"Suffering," he pointed out, "is an ineradicable part of life, even as fate and death. Without suffering and death," he observed, "life cannot be complete."
This very humanistic viewpoint is, of course, quite opposite to the transcendental teachings of the Buddha, who demonstrated and taught that suffering can, in fact, be overcome even in this life. Nonetheless, there are similarities in the two teachings. Both identify, for instance, the central role that man's relation to suffering plays in shaping the course of the individual's life. And both identify suffering as the great potential teacher of mankind.
"The way in which a man accepts his fate and all the suffering it entails, the way in which he takes up his cross," wrote Frankl, "gives him ample opportunity - even under the most difficult circumstances - to add a deeper meaning to his life. It may remain brave, dignified and unselfish.

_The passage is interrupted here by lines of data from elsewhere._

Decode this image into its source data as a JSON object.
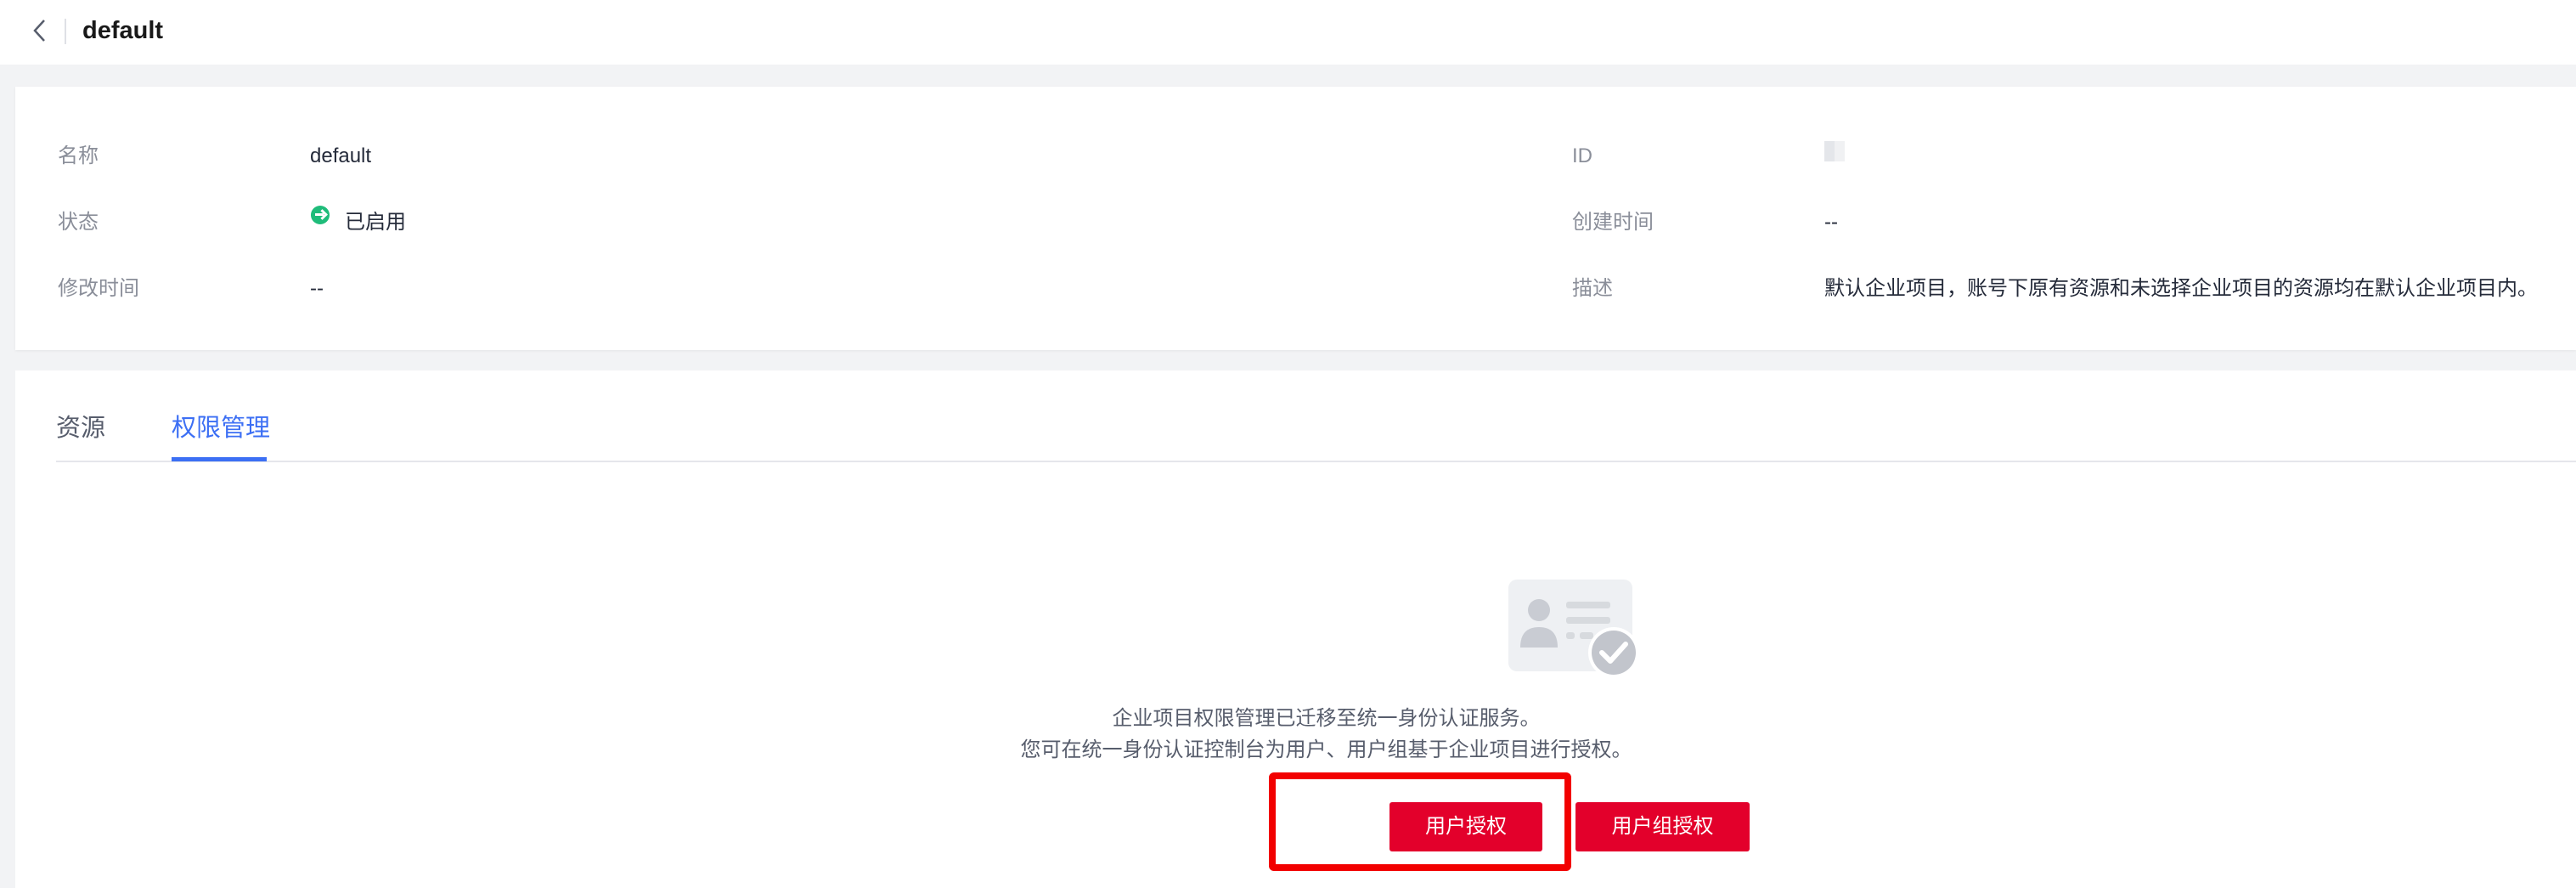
{
  "header": {
    "title": "default",
    "back_icon": "chevron-left-icon"
  },
  "info": {
    "name_label": "名称",
    "name_value": "default",
    "status_label": "状态",
    "status_value": "已启用",
    "status_color": "#1fbc7a",
    "modified_label": "修改时间",
    "modified_value": "--",
    "id_label": "ID",
    "id_value": "",
    "created_label": "创建时间",
    "created_value": "--",
    "desc_label": "描述",
    "desc_value": "默认企业项目，账号下原有资源和未选择企业项目的资源均在默认企业项目内。"
  },
  "tabs": [
    {
      "label": "资源",
      "active": false
    },
    {
      "label": "权限管理",
      "active": true
    }
  ],
  "empty_state": {
    "icon": "user-card-check-icon",
    "line1": "企业项目权限管理已迁移至统一身份认证服务。",
    "line2": "您可在统一身份认证控制台为用户、用户组基于企业项目进行授权。"
  },
  "actions": {
    "user_auth_label": "用户授权",
    "group_auth_label": "用户组授权",
    "button_color": "#e3002b"
  },
  "accent_color": "#3c6ff4"
}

Or in the bitter fight for self-preservation he may forget his human dignity and become no more than an animal."
"Here," Frankl observed, "lies the chance for a man either to make use of or to forgo the opportunities of attaining the moral values that a difficult situation may afford him. And this," he declared, "decides whether he is worthy of his sufferings or not."
To what end, then, are we going to use our suffering? Are we to use it to face the worst in life and overcome it? Or, are we to go beyond embracing suffering - a necessary first step, perhaps - and use it as a catalyst to transcend self and strive for enlightenment? Are we worthy of our suffering?